Task objective
The word to look for is "title". Report every line of the entries below that has it.

Dataset rows for apps and sites:
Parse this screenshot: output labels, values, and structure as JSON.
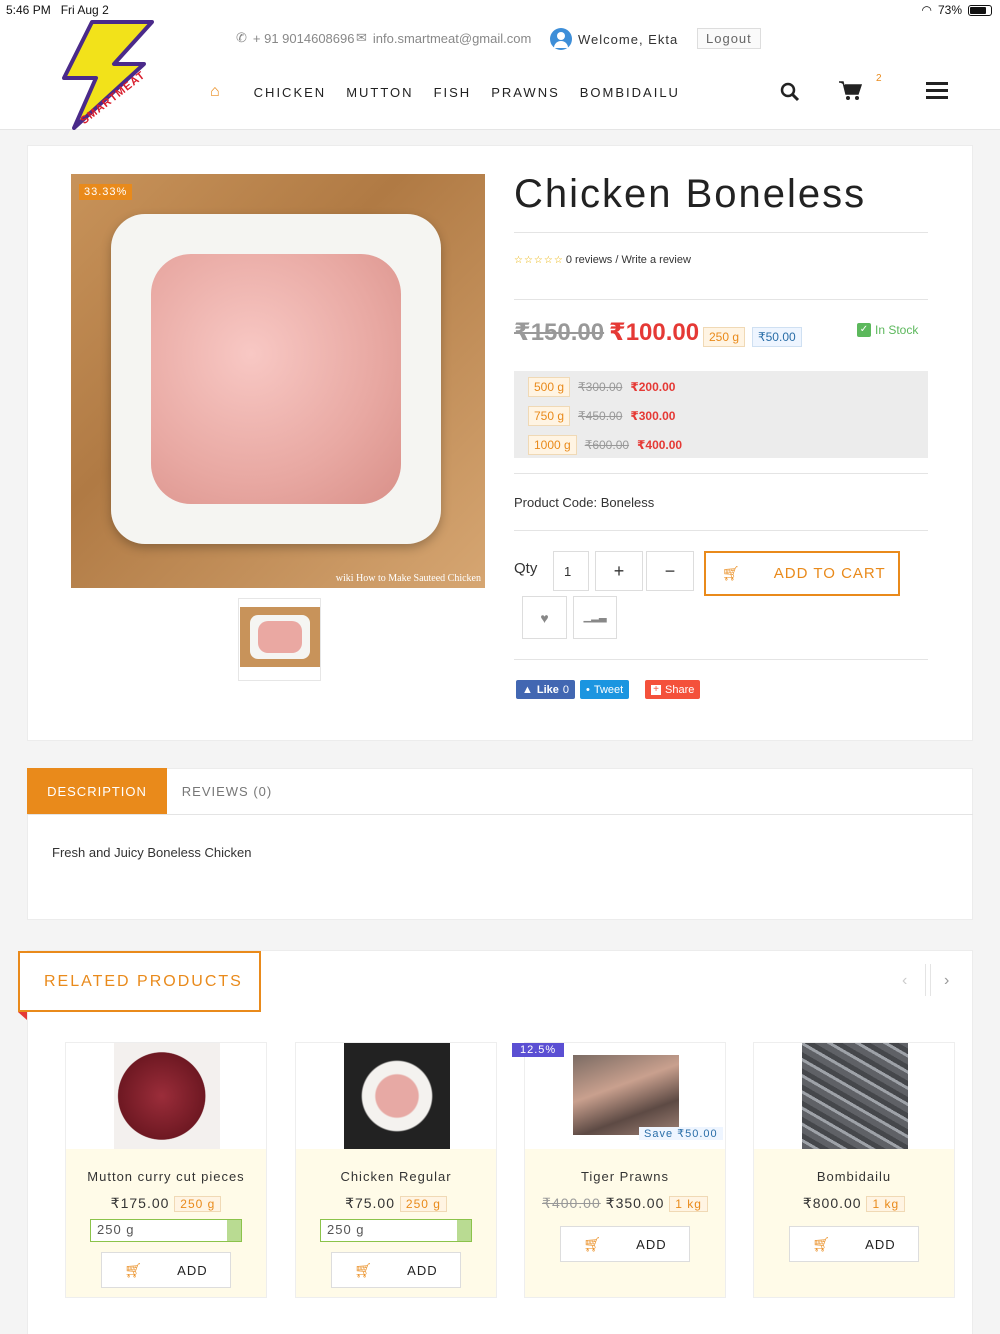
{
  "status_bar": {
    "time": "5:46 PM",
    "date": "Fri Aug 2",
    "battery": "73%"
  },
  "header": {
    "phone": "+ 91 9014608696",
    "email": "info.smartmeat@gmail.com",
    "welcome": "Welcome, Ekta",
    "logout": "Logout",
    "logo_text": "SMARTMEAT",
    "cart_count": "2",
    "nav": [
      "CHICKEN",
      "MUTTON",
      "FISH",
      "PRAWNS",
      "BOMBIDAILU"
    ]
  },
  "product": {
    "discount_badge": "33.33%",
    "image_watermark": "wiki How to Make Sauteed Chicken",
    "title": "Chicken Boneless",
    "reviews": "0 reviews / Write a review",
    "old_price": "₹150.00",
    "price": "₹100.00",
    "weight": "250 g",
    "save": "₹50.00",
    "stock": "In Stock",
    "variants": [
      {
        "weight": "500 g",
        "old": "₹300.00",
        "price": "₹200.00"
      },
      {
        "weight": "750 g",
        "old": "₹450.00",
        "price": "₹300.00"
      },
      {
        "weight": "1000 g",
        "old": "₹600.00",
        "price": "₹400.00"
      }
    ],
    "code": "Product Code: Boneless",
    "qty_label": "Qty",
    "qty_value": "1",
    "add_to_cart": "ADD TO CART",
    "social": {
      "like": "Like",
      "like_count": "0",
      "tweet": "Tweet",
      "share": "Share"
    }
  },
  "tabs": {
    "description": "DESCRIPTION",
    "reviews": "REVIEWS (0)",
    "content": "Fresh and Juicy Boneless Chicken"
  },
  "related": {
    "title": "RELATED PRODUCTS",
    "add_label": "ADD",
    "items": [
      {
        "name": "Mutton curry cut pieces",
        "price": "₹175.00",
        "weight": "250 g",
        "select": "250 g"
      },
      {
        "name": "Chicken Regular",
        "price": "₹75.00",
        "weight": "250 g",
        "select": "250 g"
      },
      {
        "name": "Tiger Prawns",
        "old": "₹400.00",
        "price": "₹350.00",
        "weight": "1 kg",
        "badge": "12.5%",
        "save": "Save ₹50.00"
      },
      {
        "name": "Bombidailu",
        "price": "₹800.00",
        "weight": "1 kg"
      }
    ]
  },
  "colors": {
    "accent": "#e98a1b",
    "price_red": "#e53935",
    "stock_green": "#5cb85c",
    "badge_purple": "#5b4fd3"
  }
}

Answer box
    "title": "Chicken Boneless",
    "title": "RELATED PRODUCTS",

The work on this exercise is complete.